§ Data records:
--------------------

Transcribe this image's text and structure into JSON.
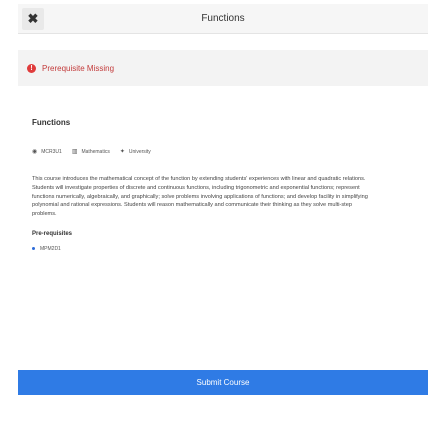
{
  "header": {
    "close_symbol": "✖",
    "title": "Functions"
  },
  "alert": {
    "icon": "alert-circle-icon",
    "icon_symbol": "!",
    "text": "Prerequisite Missing",
    "color": "#e03c3c"
  },
  "course": {
    "title": "Functions",
    "meta": [
      {
        "icon": "target-icon",
        "symbol": "◉",
        "label": "MCR3U1"
      },
      {
        "icon": "chart-bar-icon",
        "symbol": "▥",
        "label": "Mathematics"
      },
      {
        "icon": "graduation-icon",
        "symbol": "✦",
        "label": "University"
      }
    ],
    "description": "This course introduces the mathematical concept of the function by extending students' experiences with linear and quadratic relations. Students will investigate properties of discrete and continuous functions, including trigonometric and exponential functions; represent functions numerically, algebraically, and graphically; solve problems involving applications of functions; and develop facility in simplifying polynomial and rational expressions. Students will reason mathematically and communicate their thinking as they solve multi-step problems.",
    "prerequisites_title": "Pre-requisites",
    "prerequisites": [
      "MPM2D1"
    ]
  },
  "submit": {
    "label": "Submit Course"
  },
  "colors": {
    "accent": "#2f7be5",
    "alert_text": "#c33b3b",
    "header_bg": "#f6f6f6"
  }
}
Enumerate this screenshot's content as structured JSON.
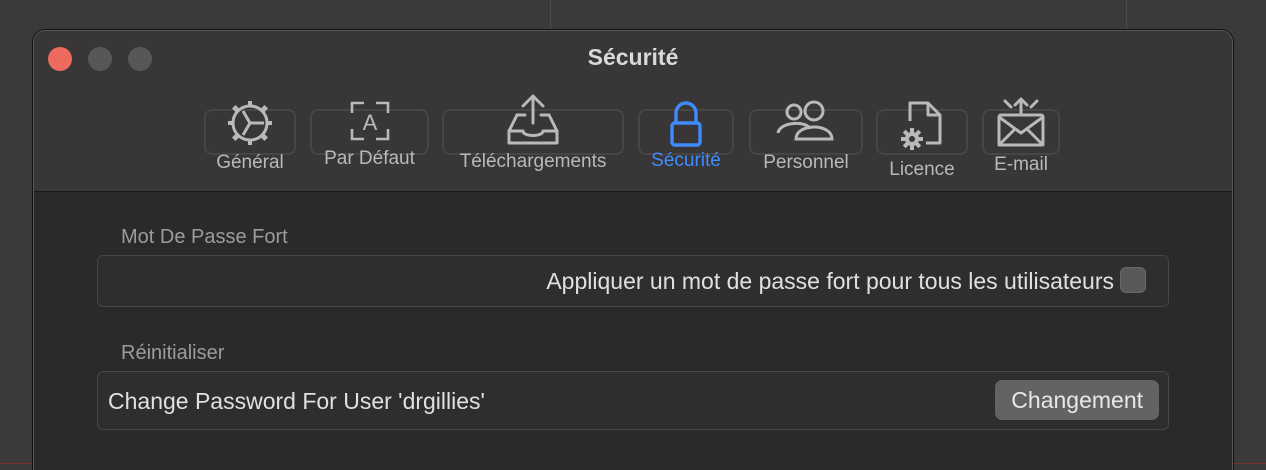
{
  "window": {
    "title": "Sécurité"
  },
  "tabs": [
    {
      "label": "Général",
      "icon": "gear-icon",
      "active": false
    },
    {
      "label": "Par Défaut",
      "icon": "text-frame-icon",
      "active": false
    },
    {
      "label": "Téléchargements",
      "icon": "tray-upload-icon",
      "active": false
    },
    {
      "label": "Sécurité",
      "icon": "lock-icon",
      "active": true
    },
    {
      "label": "Personnel",
      "icon": "people-icon",
      "active": false
    },
    {
      "label": "Licence",
      "icon": "document-gear-icon",
      "active": false
    },
    {
      "label": "E-mail",
      "icon": "envelope-icon",
      "active": false
    }
  ],
  "sections": {
    "strong_password": {
      "label": "Mot De Passe Fort",
      "checkbox_label": "Appliquer un mot de passe fort pour tous les utilisateurs",
      "checked": false
    },
    "reset": {
      "label": "Réinitialiser",
      "description": "Change Password For User 'drgillies'",
      "button_label": "Changement"
    }
  },
  "colors": {
    "accent": "#3f8cff",
    "close_button": "#ee6a5f"
  }
}
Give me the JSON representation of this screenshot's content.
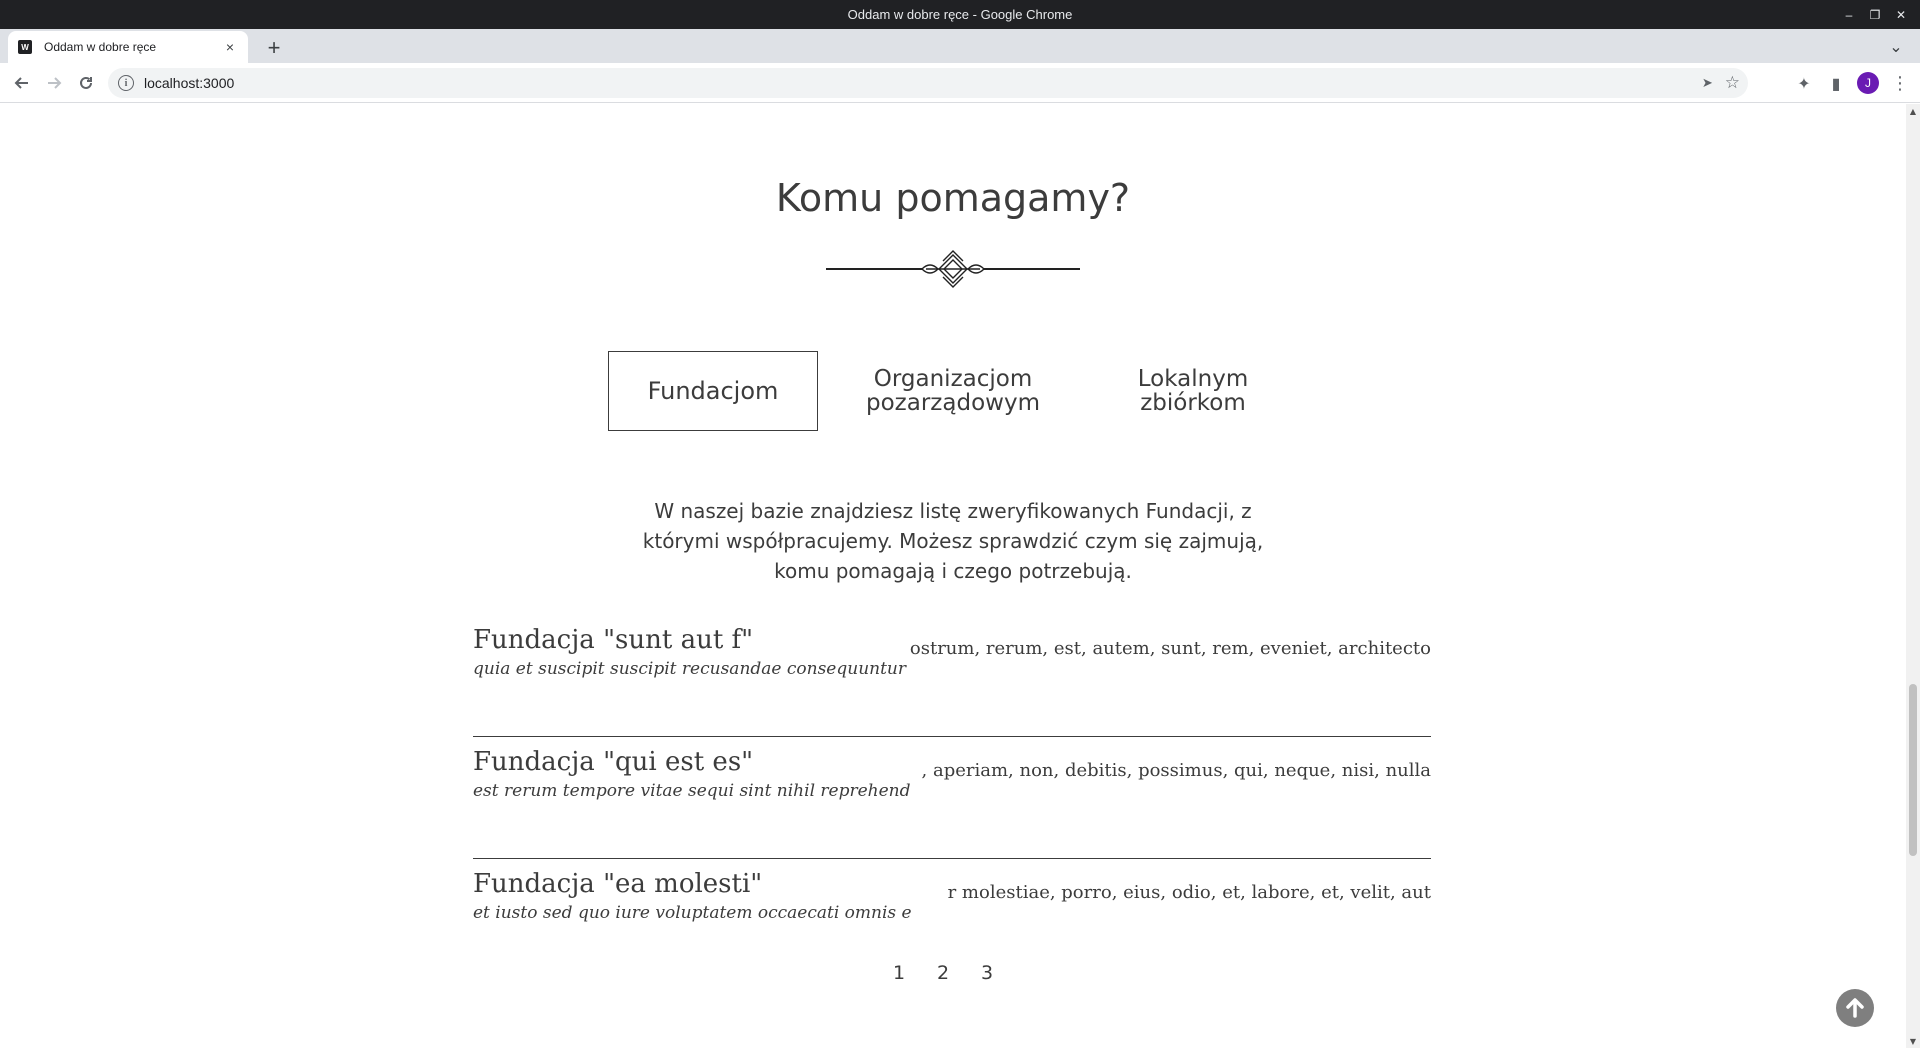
{
  "window": {
    "title": "Oddam w dobre ręce - Google Chrome",
    "controls": {
      "minimize": "–",
      "restore": "❐",
      "close": "✕"
    }
  },
  "browser": {
    "tab": {
      "favicon_text": "W",
      "title": "Oddam w dobre ręce",
      "close": "×"
    },
    "new_tab": "+",
    "tab_search": "⌄",
    "nav": {
      "back": "←",
      "forward": "→",
      "reload": "↻"
    },
    "address": "localhost:3000",
    "info": "i",
    "icons": {
      "send": "➤",
      "star": "☆",
      "extensions": "✦",
      "sidepanel": "▮",
      "menu": "⋮"
    },
    "profile_initial": "J"
  },
  "page": {
    "section_title": "Komu pomagamy?",
    "tabs": [
      {
        "label": "Fundacjom",
        "active": true
      },
      {
        "label": "Organizacjom pozarządowym",
        "active": false
      },
      {
        "label": "Lokalnym zbiórkom",
        "active": false
      }
    ],
    "description": "W naszej bazie znajdziesz listę zweryfikowanych Fundacji, z którymi współpracujemy. Możesz sprawdzić czym się zajmują, komu pomagają i czego potrzebują.",
    "items": [
      {
        "name": "Fundacja \"sunt aut f\"",
        "mission": "quia et suscipit suscipit recusandae consequuntur",
        "needs": "ostrum, rerum, est, autem, sunt, rem, eveniet, architecto"
      },
      {
        "name": "Fundacja \"qui est es\"",
        "mission": "est rerum tempore vitae sequi sint nihil reprehend",
        "needs": ", aperiam, non, debitis, possimus, qui, neque, nisi, nulla"
      },
      {
        "name": "Fundacja \"ea molesti\"",
        "mission": "et iusto sed quo iure voluptatem occaecati omnis e",
        "needs": "r molestiae, porro, eius, odio, et, labore, et, velit, aut"
      }
    ],
    "pagination": [
      "1",
      "2",
      "3"
    ],
    "scroll_top_icon": "arrow-up-circle-icon"
  }
}
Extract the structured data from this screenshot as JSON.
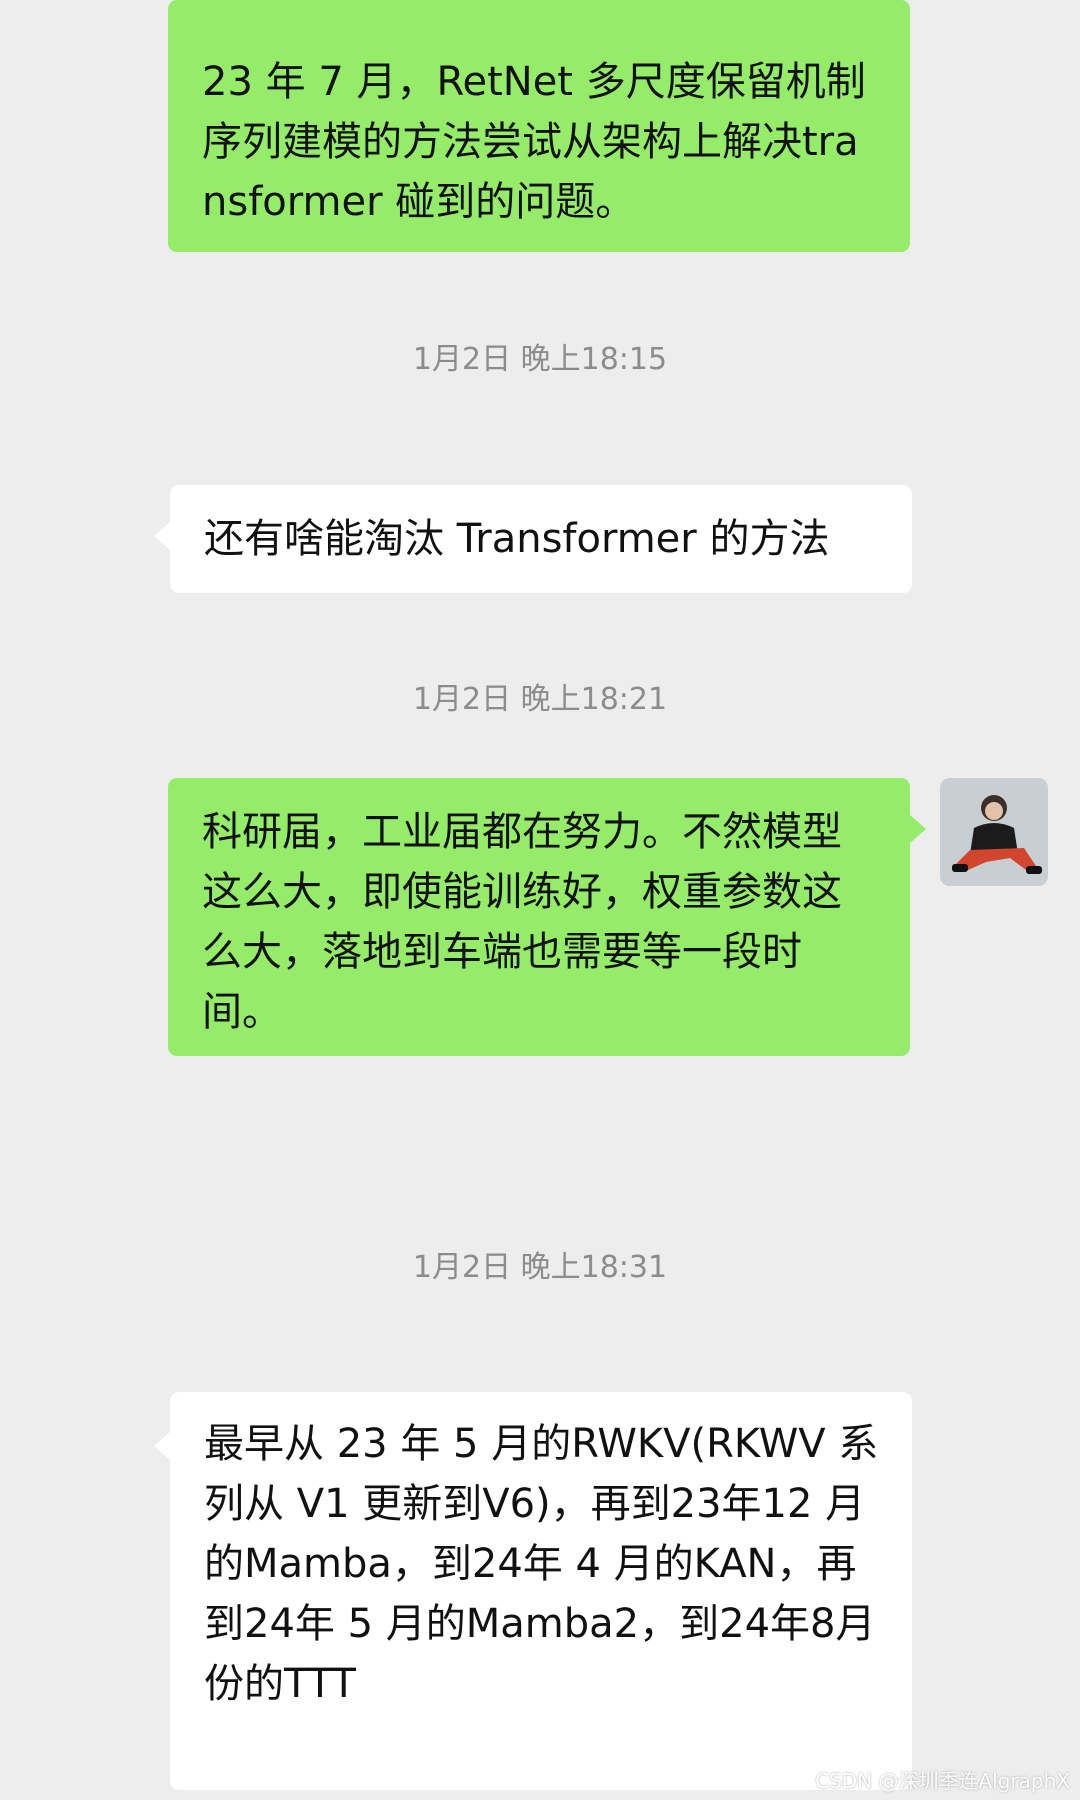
{
  "messages": [
    {
      "type": "sent",
      "text": "23 年 7 月，RetNet 多尺度保留机制序列建模的方法尝试从架构上解决transformer 碰到的问题。"
    },
    {
      "type": "timestamp",
      "text": "1月2日 晚上18:15"
    },
    {
      "type": "received",
      "text": "还有啥能淘汰 Transformer 的方法"
    },
    {
      "type": "timestamp",
      "text": "1月2日 晚上18:21"
    },
    {
      "type": "sent",
      "text": "科研届，工业届都在努力。不然模型这么大，即使能训练好，权重参数这么大，落地到车端也需要等一段时间。"
    },
    {
      "type": "timestamp",
      "text": "1月2日 晚上18:31"
    },
    {
      "type": "received",
      "text": "最早从 23 年 5 月的RWKV(RKWV 系列从 V1 更新到V6)，再到23年12 月的Mamba，到24年 4 月的KAN，再到24年 5 月的Mamba2，到24年8月份的TTT"
    }
  ],
  "watermark": "CSDN @深圳季连AlgraphX",
  "colors": {
    "background": "#ededed",
    "sent_bubble": "#95ec69",
    "received_bubble": "#ffffff",
    "timestamp_text": "#8c8c8c"
  },
  "icons": {
    "avatar": "user-avatar-photo"
  }
}
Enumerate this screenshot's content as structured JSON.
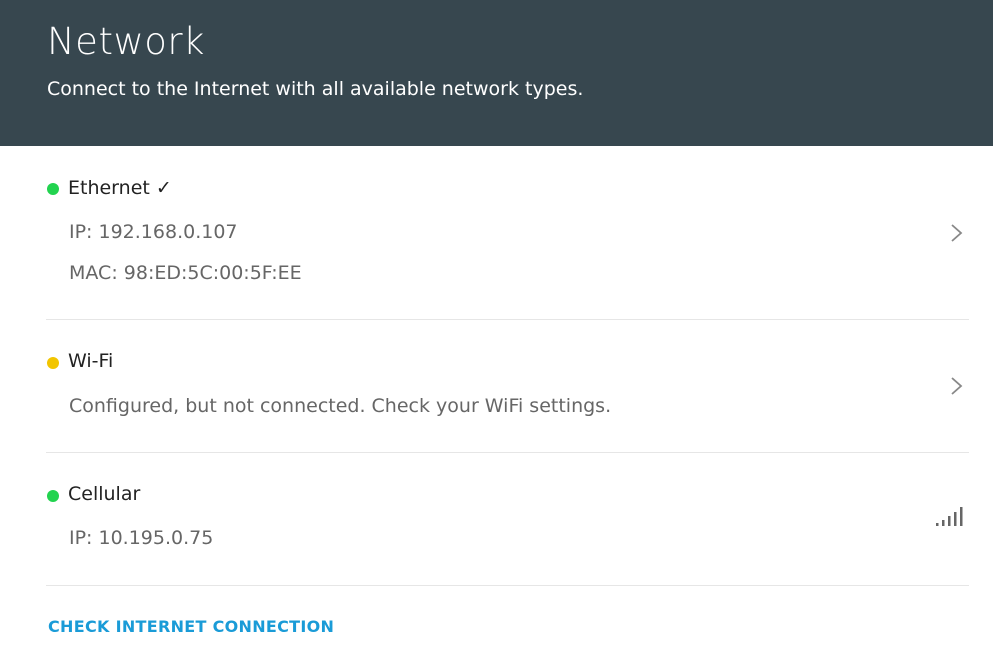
{
  "header": {
    "title": "Network",
    "subtitle": "Connect to the Internet with all available network types."
  },
  "ethernet": {
    "name": "Ethernet ✓",
    "status_color": "#22d34f",
    "ip": "IP: 192.168.0.107",
    "mac": "MAC: 98:ED:5C:00:5F:EE",
    "icon": "chevron-right-icon"
  },
  "wifi": {
    "name": "Wi-Fi",
    "status_color": "#f2c500",
    "message": "Configured, but not connected. Check your WiFi settings.",
    "icon": "chevron-right-icon"
  },
  "cellular": {
    "name": "Cellular",
    "status_color": "#22d34f",
    "ip": "IP: 10.195.0.75",
    "icon": "signal-strength-icon"
  },
  "actions": {
    "check_connection": "CHECK INTERNET CONNECTION"
  },
  "colors": {
    "header_bg": "#37474f",
    "accent": "#1a9bd7"
  }
}
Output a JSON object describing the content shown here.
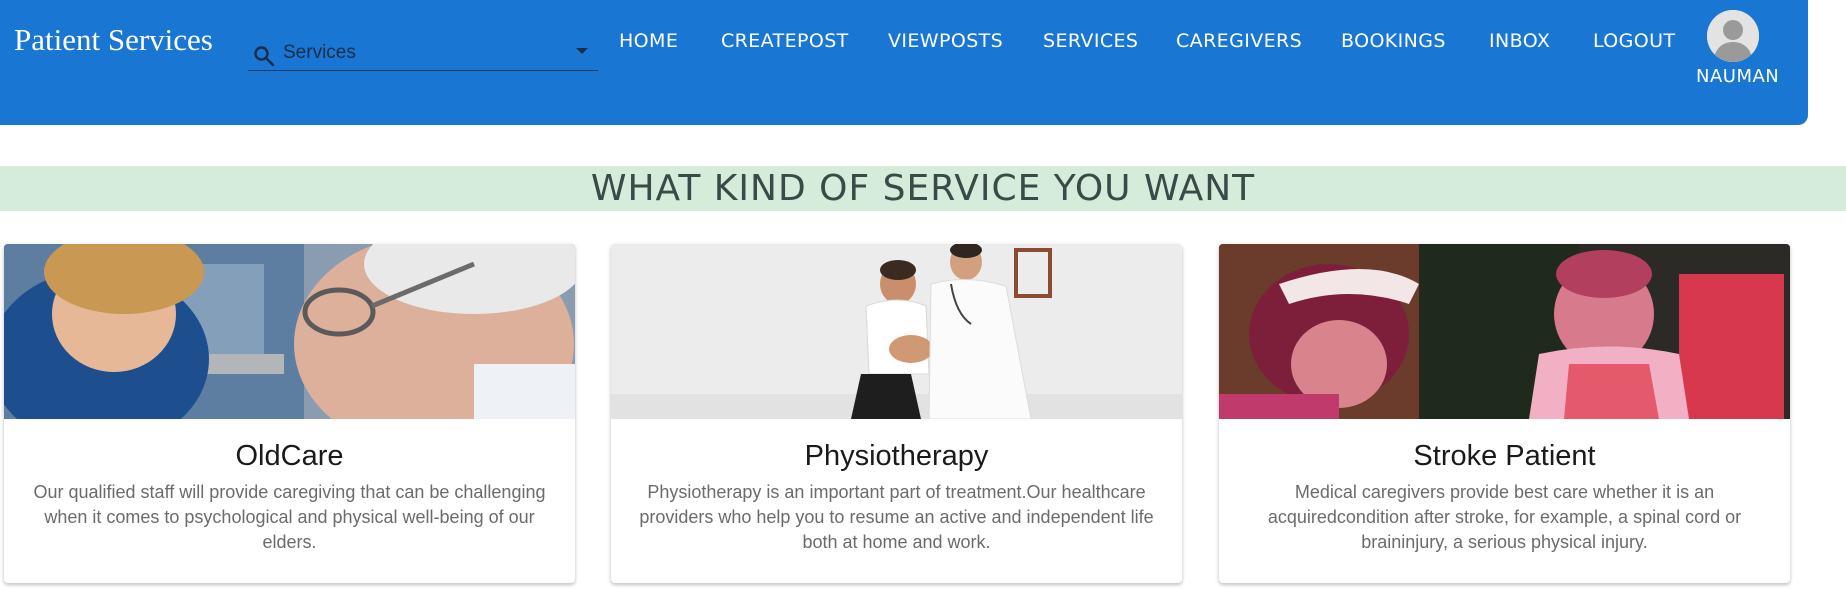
{
  "header": {
    "brand": "Patient Services",
    "search": {
      "value": "",
      "placeholder": "Services"
    },
    "nav": [
      {
        "id": "home",
        "label": "HOME"
      },
      {
        "id": "createpost",
        "label": "CREATEPOST"
      },
      {
        "id": "viewposts",
        "label": "VIEWPOSTS"
      },
      {
        "id": "services",
        "label": "SERVICES"
      },
      {
        "id": "caregivers",
        "label": "CAREGIVERS"
      },
      {
        "id": "bookings",
        "label": "BOOKINGS"
      },
      {
        "id": "inbox",
        "label": "INBOX"
      },
      {
        "id": "logout",
        "label": "LOGOUT"
      }
    ],
    "user": {
      "name": "NAUMAN",
      "avatar_icon": "user-avatar-icon"
    }
  },
  "banner": {
    "title": "WHAT KIND OF SERVICE YOU WANT"
  },
  "services": [
    {
      "title": "OldCare",
      "description": "Our qualified staff will provide caregiving that can be challenging when it comes to psychological and physical well-being of our elders.",
      "image": "nurse-with-elderly-man-photo"
    },
    {
      "title": "Physiotherapy",
      "description": "Physiotherapy is an important part of treatment.Our healthcare providers who help you to resume an active and independent life both at home and work.",
      "image": "doctor-examining-knee-photo"
    },
    {
      "title": "Stroke Patient",
      "description": "Medical caregivers provide best care whether it is an acquiredcondition after stroke, for example, a spinal cord or braininjury, a serious physical injury.",
      "image": "woman-with-child-in-wheelchair-photo"
    }
  ],
  "colors": {
    "appbar": "#1976d2",
    "banner_bg": "#d5ecdb",
    "banner_text": "#3a4a48",
    "card_text": "#6b6b6b"
  }
}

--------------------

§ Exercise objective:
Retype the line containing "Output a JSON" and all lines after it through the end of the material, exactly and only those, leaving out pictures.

§ Solution below:
Output a JSON object describing the content shown here.
{
  "header": {
    "brand": "Patient Services",
    "search": {
      "value": "",
      "placeholder": "Services"
    },
    "nav": [
      {
        "id": "home",
        "label": "HOME"
      },
      {
        "id": "createpost",
        "label": "CREATEPOST"
      },
      {
        "id": "viewposts",
        "label": "VIEWPOSTS"
      },
      {
        "id": "services",
        "label": "SERVICES"
      },
      {
        "id": "caregivers",
        "label": "CAREGIVERS"
      },
      {
        "id": "bookings",
        "label": "BOOKINGS"
      },
      {
        "id": "inbox",
        "label": "INBOX"
      },
      {
        "id": "logout",
        "label": "LOGOUT"
      }
    ],
    "user": {
      "name": "NAUMAN",
      "avatar_icon": "user-avatar-icon"
    }
  },
  "banner": {
    "title": "WHAT KIND OF SERVICE YOU WANT"
  },
  "services": [
    {
      "title": "OldCare",
      "description": "Our qualified staff will provide caregiving that can be challenging when it comes to psychological and physical well-being of our elders.",
      "image": "nurse-with-elderly-man-photo"
    },
    {
      "title": "Physiotherapy",
      "description": "Physiotherapy is an important part of treatment.Our healthcare providers who help you to resume an active and independent life both at home and work.",
      "image": "doctor-examining-knee-photo"
    },
    {
      "title": "Stroke Patient",
      "description": "Medical caregivers provide best care whether it is an acquiredcondition after stroke, for example, a spinal cord or braininjury, a serious physical injury.",
      "image": "woman-with-child-in-wheelchair-photo"
    }
  ],
  "colors": {
    "appbar": "#1976d2",
    "banner_bg": "#d5ecdb",
    "banner_text": "#3a4a48",
    "card_text": "#6b6b6b"
  }
}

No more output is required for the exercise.